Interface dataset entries
_ _ _ _ _ _ _

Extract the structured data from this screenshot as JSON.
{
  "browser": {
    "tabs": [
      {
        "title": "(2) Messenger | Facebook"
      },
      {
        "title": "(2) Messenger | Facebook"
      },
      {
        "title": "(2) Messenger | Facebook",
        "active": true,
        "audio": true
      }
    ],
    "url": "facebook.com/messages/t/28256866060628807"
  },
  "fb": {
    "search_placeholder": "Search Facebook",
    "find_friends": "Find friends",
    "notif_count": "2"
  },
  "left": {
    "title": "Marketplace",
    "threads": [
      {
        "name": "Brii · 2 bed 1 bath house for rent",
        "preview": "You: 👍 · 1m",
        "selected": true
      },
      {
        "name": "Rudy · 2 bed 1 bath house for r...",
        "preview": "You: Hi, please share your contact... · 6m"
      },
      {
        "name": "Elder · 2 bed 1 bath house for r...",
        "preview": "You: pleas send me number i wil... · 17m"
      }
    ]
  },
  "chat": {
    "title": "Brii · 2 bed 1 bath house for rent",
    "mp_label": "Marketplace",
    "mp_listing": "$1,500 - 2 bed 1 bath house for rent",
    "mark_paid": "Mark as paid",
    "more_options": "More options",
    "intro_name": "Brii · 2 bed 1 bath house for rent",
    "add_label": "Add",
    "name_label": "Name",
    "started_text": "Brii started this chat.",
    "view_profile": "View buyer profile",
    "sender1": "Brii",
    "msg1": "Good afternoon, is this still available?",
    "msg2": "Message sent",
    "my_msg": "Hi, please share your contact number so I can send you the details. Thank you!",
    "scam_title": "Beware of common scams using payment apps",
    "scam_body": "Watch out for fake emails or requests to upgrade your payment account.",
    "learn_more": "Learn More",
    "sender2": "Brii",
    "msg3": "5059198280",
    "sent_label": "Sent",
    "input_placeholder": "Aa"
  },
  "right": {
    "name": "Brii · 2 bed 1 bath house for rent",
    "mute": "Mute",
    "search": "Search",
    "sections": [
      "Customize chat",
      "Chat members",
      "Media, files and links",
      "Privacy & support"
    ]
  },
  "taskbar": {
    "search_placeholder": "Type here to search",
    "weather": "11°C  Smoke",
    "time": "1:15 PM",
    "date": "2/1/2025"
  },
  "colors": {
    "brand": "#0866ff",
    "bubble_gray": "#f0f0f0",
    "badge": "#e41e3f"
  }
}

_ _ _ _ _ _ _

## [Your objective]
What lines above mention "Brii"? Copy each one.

## [Written answer]
        "name": "Brii · 2 bed 1 bath house for rent",
    "title": "Brii · 2 bed 1 bath house for rent",
    "intro_name": "Brii · 2 bed 1 bath house for rent",
    "started_text": "Brii started this chat.",
    "sender1": "Brii",
    "sender2": "Brii",
    "name": "Brii · 2 bed 1 bath house for rent",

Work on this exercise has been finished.